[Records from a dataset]
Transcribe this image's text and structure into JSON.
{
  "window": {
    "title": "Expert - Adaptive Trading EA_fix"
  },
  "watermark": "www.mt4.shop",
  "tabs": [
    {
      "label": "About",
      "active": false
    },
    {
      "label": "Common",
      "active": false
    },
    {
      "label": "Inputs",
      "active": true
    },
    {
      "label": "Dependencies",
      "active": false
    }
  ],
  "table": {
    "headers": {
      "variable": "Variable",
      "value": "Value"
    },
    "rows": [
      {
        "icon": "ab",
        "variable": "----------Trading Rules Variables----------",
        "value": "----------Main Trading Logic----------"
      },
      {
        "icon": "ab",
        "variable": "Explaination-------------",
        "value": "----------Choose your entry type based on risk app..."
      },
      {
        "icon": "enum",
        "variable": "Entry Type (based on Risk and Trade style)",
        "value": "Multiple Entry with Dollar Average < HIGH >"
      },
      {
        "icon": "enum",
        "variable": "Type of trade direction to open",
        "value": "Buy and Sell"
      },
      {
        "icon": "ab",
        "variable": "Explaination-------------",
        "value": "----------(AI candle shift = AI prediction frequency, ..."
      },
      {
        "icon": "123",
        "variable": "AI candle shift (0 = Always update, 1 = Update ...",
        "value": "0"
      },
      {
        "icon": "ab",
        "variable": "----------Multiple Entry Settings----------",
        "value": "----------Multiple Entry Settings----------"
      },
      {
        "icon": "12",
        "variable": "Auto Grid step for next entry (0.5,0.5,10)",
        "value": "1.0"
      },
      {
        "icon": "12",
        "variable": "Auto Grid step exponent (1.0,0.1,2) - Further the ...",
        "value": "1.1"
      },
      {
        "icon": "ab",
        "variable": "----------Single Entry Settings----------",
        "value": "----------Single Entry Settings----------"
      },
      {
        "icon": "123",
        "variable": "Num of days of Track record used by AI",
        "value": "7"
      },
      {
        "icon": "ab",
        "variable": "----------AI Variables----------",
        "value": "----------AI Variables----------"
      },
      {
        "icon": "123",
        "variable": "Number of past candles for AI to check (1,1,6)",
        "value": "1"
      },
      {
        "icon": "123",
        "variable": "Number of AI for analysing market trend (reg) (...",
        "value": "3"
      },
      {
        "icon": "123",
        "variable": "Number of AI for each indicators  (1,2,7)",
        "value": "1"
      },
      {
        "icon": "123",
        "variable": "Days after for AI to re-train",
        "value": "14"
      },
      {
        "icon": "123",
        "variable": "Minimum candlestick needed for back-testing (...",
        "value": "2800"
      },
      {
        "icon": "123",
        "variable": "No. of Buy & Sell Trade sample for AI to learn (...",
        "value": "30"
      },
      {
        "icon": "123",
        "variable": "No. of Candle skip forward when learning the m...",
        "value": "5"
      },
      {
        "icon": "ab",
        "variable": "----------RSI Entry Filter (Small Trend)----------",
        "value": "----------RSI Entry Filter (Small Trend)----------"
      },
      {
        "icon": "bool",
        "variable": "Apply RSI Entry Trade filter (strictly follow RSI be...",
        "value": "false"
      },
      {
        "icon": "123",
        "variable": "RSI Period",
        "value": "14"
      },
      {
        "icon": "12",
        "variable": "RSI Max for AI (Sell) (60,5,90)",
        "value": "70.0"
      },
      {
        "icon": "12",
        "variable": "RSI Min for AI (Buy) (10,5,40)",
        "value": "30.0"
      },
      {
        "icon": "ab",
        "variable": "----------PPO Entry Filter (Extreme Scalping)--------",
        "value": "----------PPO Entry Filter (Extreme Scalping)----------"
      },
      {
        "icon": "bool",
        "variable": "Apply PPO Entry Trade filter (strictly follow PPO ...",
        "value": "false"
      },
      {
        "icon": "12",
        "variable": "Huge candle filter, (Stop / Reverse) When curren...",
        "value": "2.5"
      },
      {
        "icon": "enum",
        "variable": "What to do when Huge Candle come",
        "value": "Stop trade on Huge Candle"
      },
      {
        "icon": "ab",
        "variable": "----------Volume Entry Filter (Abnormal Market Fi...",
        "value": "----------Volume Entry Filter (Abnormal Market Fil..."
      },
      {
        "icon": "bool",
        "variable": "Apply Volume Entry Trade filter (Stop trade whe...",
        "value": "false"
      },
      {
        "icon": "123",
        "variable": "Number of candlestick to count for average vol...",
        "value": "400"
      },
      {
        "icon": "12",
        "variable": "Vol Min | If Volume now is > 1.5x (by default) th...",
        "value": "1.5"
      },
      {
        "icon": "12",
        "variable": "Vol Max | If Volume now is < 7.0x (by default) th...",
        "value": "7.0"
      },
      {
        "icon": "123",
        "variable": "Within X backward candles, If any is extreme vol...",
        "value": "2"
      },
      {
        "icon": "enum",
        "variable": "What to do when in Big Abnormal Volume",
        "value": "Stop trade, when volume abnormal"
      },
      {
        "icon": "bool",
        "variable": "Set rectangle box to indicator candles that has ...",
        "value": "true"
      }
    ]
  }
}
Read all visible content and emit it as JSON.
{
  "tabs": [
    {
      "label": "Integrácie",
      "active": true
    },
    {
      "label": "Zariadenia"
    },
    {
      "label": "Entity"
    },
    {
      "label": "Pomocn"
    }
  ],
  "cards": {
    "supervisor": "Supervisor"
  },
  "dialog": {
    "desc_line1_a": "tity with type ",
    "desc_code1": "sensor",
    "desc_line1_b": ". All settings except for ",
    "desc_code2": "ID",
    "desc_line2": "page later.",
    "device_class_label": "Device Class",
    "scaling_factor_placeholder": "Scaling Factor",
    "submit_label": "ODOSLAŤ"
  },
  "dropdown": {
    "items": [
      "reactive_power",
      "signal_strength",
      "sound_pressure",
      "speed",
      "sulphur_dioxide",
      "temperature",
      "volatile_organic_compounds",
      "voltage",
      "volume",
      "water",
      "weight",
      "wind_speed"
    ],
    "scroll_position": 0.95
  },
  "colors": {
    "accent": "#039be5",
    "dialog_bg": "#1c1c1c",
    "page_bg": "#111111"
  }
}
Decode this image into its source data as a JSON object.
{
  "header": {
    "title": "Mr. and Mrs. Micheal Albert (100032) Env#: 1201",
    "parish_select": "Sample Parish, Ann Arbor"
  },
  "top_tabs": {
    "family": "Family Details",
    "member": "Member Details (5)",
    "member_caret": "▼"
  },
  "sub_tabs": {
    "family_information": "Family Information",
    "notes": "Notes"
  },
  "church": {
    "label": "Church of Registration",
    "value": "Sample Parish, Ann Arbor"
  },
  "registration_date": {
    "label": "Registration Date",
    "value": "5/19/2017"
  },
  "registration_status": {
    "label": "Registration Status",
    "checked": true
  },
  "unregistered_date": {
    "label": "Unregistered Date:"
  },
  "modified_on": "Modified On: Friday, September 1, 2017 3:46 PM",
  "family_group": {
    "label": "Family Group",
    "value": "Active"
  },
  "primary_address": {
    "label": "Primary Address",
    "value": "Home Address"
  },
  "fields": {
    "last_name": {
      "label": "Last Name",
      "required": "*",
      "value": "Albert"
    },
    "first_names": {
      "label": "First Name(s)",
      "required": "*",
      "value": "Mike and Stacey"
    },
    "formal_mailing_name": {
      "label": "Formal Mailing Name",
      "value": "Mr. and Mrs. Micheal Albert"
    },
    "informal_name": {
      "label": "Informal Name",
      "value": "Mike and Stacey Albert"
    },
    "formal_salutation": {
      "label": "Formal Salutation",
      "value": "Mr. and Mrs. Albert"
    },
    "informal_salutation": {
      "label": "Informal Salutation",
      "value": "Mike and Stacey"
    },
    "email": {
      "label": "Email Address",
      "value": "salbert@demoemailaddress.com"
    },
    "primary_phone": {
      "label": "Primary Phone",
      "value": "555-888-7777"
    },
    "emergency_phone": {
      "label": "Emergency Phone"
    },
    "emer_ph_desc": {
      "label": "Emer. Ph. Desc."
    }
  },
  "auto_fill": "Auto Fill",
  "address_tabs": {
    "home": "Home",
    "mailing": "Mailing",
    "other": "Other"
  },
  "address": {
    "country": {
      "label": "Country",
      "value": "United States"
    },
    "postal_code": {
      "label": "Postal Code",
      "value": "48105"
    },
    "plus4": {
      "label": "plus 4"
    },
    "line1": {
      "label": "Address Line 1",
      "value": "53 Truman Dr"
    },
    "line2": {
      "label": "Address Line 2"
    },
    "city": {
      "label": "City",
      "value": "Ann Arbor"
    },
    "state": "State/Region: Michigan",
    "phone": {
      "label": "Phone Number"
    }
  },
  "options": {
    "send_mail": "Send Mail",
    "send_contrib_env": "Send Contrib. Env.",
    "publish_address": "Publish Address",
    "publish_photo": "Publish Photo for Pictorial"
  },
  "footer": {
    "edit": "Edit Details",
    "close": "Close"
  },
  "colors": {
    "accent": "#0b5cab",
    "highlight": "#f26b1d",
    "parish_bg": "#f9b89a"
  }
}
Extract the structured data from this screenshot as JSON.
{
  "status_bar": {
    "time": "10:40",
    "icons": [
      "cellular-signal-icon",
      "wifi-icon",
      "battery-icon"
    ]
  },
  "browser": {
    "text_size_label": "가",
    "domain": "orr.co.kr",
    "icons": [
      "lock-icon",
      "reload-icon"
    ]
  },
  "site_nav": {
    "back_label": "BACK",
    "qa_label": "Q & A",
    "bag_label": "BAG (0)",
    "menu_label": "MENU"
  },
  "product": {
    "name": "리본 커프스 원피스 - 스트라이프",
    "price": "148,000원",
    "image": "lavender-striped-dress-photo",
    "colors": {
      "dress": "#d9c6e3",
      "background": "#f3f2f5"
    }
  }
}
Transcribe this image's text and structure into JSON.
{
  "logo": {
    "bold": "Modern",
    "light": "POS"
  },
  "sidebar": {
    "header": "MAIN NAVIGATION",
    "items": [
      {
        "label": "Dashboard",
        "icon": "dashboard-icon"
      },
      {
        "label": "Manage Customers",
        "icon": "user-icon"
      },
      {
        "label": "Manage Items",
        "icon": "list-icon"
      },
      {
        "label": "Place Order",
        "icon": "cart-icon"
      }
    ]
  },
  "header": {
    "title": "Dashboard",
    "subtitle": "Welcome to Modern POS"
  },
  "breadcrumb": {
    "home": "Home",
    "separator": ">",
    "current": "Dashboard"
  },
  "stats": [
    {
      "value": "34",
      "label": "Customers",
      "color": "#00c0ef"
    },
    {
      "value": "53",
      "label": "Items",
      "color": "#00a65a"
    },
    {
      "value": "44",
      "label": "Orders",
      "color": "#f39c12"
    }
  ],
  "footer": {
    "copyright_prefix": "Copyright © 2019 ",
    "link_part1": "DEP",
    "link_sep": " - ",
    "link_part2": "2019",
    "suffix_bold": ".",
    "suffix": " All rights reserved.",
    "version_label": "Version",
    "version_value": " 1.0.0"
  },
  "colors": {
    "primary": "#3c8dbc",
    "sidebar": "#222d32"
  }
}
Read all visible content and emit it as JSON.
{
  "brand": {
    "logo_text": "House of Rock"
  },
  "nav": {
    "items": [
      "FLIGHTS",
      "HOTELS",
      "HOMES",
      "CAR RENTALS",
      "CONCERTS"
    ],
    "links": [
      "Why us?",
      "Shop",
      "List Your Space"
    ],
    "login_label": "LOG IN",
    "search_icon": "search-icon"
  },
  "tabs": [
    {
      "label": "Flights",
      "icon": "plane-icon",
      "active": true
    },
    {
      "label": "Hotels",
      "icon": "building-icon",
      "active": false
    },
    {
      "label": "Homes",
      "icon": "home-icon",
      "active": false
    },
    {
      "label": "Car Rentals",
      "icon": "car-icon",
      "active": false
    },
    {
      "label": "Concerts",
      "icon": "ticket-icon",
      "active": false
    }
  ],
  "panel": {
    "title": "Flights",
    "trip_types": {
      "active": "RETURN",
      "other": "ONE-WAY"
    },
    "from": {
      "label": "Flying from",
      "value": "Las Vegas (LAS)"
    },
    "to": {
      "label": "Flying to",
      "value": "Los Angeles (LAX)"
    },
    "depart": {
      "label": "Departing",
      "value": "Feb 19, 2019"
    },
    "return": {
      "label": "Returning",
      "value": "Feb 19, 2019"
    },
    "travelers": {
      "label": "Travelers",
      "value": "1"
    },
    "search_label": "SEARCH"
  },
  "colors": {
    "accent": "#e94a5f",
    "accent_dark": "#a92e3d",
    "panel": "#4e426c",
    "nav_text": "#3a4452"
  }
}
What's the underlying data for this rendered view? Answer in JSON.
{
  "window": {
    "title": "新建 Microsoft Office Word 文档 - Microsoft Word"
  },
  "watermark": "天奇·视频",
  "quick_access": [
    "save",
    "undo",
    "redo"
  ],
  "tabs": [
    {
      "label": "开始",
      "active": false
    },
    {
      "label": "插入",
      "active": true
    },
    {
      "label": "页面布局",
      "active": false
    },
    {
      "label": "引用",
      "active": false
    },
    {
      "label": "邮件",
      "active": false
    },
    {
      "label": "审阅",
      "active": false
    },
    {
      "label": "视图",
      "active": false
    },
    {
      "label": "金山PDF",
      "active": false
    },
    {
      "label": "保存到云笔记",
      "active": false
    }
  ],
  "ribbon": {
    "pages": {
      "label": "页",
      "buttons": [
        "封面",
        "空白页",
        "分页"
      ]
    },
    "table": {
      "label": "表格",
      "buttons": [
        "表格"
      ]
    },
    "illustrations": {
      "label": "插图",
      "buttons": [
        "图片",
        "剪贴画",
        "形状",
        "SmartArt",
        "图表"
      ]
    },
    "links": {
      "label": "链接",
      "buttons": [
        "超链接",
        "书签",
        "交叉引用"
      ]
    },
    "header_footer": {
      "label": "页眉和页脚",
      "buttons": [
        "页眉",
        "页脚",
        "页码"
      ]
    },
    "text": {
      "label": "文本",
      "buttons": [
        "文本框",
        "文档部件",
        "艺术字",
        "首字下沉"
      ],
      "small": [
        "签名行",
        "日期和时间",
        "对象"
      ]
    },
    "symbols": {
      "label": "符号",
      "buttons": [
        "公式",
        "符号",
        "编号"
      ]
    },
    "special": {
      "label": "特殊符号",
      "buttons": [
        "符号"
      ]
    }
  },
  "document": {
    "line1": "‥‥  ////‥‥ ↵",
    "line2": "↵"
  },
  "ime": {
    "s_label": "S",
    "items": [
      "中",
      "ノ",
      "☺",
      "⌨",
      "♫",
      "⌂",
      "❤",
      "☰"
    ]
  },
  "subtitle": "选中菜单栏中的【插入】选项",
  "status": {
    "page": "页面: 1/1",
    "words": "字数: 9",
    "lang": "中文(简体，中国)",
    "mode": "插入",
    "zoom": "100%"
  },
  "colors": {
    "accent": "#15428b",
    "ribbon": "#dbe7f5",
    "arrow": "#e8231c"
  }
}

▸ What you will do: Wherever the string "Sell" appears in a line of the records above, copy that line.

▸ Answer for the task:
        "value": "Buy and Sell"
        "variable": "No. of Buy & Sell Trade sample for AI to learn (...",
        "variable": "RSI Max for AI (Sell) (60,5,90)",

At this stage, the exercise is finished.